There were several written pieces that I want you to know about that are attached by the links shown below in this note from me:
First is a letter sent to the bishops from Philip and April Schentrup, the parents of Carmen, an Episcopalian young person who died in the recent shooting at Marjory Stoneman Douglas High School in Parkland, Florida. Carmen was very active in her Episcopal parish and attended youth events at Kanuga. I commend that letter to you for your reflection and prayer.
Not as a direct response to the Schentrup’s, but certainly as a part of our national conversation, please see the unanimously adopted statement on gun violence from the bishops. Regardless of your positions, it is hard to argue that this conversation must not happen. The letter is specifically in support of the young people of our beloved country who are seeking a conversation of substance in the face of the continual sweeping of the issues of cultural violence in the United States under the rug. In addition, I invite you to join me on March 24 for the “March for Our Lives” event. We will gather in Riverfront Park, North Charleston at 3:30 p.m.

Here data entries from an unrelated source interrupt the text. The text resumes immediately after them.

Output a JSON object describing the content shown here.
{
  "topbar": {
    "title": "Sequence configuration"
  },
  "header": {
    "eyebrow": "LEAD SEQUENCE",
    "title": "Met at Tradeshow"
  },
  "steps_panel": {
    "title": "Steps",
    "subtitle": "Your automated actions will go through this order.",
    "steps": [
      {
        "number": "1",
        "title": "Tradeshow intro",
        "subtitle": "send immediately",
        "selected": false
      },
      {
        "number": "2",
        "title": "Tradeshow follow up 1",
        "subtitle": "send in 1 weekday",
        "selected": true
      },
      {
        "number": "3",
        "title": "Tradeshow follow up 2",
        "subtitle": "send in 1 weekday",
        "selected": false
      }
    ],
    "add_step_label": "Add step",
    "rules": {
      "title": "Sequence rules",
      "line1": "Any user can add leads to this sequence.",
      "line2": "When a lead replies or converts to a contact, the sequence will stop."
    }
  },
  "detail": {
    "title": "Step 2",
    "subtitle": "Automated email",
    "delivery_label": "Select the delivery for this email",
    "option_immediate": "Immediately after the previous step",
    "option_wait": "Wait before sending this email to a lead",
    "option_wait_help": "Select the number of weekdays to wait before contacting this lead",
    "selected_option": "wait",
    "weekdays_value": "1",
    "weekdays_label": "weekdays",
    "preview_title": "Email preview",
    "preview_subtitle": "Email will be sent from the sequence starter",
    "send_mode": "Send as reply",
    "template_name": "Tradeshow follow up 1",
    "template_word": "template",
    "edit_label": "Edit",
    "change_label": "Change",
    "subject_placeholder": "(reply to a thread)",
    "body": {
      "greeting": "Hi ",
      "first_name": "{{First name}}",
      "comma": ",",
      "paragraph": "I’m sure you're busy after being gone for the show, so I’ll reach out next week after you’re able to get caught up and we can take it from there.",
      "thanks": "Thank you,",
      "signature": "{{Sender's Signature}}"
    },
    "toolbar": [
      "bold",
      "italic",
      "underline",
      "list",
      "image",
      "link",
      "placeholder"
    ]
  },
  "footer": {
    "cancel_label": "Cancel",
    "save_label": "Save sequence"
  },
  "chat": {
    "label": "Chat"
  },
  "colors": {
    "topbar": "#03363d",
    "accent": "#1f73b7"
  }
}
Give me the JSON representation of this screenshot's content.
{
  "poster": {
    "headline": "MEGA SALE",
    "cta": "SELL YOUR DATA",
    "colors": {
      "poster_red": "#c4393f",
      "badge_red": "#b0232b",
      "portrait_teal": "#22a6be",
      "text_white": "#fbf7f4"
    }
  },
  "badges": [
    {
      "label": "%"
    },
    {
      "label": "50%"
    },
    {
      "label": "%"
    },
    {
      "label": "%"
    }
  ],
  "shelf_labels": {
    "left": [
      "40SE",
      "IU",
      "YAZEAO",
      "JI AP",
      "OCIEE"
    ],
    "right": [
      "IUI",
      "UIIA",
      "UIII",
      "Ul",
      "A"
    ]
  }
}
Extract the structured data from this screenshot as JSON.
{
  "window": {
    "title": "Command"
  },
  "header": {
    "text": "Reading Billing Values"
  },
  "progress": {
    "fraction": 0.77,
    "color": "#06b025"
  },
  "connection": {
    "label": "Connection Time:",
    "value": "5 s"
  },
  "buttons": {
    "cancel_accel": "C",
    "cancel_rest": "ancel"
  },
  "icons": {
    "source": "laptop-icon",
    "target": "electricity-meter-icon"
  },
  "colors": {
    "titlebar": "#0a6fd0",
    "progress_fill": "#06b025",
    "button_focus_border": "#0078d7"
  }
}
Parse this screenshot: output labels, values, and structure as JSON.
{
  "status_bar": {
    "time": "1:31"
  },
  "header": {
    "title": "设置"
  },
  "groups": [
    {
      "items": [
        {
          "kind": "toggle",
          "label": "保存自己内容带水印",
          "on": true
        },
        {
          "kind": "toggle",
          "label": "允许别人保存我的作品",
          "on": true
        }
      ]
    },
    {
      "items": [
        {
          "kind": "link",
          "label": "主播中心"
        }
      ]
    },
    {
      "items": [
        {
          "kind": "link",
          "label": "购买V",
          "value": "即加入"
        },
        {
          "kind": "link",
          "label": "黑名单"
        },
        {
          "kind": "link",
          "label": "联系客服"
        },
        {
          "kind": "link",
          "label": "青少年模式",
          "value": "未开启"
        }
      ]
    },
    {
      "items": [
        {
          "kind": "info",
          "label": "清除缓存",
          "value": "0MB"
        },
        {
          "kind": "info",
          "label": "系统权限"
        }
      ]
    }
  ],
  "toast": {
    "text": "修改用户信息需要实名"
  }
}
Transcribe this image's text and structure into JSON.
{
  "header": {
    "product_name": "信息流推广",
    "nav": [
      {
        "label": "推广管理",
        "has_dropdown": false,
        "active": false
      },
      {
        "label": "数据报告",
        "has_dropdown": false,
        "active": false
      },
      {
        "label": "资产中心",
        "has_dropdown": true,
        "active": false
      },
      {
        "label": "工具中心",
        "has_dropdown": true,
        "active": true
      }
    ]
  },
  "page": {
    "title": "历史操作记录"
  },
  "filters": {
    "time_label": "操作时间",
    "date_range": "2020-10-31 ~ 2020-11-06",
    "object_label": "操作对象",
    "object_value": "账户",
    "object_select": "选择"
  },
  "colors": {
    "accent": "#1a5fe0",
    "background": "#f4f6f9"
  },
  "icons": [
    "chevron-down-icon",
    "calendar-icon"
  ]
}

Lastly, I call your attention to the bishops' statement on sexual harassment and gender bias. Once again, it was adopted unanimously. I believe the statement speaks for itself. Also know that I as we are one of the owning dioceses of Sewanee, the University of the South, I was a signatory to the letter from the bishops to the Board of Regents regarding their action not to rescind the honorary degree offered to Charlie Rose.
Regarding all of the above, I hope you can see that these letters and statements are not political statements from the bishops, although they may have political implications for some. They are perspectives born in what we (I) believe are matters of faith as disciples of Jesus. They bear Gospel values to which we believe we must not be silent, or we remain complicit.
Also know that, it is my perspective that I will not seek to comment on every issue, action or world event that comes to my attention. Nor will the House of Bishops. There are times, however, that circumstances call for our voice so that faithful and loving conversation can be had, even and perhaps especially when we might honestly disagree.
Blessings and peace to all in Christ Jesus,